If you’re taking the first exit on the left, approach the roundabout in the left lane and signal left. Stay in the left lane while on the roundabout and continue signalling left as you exit.
If you’re taking an exit to the right or going full circle around the roundabout, approach in the right-hand lane and signal right. Keep to the right lane while on the roundabout.
For intermediate exits, select the appropriate lane on approach and remain in that lane until you need to exit. You don’t need to signal on approach, but signal left after passing the exit just before yours.
Remember to always check for road markings and signs to guide you to the correct lane, and be aware of other road users while changing lanes.
When going straight ahead at a roundabout, you should not signal as you approach the roundabout. It is the default direction at a roundabout, so signalling is not necessary. However, you should approach in the left-hand lane unless road markings indicate otherwise.

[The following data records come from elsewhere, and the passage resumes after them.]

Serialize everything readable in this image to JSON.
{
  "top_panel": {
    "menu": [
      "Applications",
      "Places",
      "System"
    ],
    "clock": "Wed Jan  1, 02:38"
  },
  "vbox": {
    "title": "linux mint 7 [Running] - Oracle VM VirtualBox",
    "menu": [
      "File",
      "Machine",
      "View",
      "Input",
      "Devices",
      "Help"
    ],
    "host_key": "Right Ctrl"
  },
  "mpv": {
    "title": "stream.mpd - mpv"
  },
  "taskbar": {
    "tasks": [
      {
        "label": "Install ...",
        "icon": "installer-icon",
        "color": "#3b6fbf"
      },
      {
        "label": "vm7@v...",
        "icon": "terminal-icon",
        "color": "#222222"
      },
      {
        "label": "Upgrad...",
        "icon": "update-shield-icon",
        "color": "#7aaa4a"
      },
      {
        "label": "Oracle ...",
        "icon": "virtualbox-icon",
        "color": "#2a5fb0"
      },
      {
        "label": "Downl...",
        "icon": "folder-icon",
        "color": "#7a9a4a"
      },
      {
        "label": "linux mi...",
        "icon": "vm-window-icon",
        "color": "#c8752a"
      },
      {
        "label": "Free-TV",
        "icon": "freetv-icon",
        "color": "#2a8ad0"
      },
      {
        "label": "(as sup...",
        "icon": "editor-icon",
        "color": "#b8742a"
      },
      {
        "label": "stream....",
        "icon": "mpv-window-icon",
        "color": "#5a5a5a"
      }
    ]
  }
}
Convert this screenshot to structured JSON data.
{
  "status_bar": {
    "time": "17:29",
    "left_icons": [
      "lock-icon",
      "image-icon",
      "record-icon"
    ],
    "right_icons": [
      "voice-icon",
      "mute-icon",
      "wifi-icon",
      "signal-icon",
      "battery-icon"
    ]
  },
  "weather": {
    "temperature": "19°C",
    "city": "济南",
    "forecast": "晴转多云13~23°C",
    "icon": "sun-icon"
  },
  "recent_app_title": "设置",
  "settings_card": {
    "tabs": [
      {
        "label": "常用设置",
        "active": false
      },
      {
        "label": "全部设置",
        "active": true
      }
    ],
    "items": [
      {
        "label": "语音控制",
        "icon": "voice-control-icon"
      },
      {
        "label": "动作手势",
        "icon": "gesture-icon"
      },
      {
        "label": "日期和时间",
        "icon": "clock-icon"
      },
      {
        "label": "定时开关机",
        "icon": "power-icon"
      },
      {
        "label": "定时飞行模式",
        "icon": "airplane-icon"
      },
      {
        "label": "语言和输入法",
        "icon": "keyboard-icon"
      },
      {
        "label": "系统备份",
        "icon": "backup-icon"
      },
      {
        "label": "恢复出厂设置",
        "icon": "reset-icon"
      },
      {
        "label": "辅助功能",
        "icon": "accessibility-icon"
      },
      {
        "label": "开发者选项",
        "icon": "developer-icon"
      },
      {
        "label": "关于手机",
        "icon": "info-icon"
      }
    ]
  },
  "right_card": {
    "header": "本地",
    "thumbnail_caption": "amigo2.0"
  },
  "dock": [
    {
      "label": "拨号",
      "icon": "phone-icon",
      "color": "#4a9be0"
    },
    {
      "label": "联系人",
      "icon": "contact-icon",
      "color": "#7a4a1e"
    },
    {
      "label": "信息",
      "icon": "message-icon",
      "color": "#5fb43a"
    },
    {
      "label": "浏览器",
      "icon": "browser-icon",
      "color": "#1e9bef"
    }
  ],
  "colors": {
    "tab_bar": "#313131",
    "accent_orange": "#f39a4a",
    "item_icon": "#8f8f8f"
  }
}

Once you have passed the exit just before the one you intend to take, signal left to indicate your intention to exit. This signal informs other drivers that you are leaving the roundabout at the upcoming exit.
At a roundabout, the general rule is that traffic approaching from your right has the right of way. If you are approaching the roundabout from the left, you must wait at the give way line and give priority to the traffic already on the roundabout, which is coming from your right.
You should only proceed when it is safe and there is a sufficient gap in the traffic to enter the roundabout. Always be cautious and yield to other vehicles to ensure a smooth and safe flow of traffic.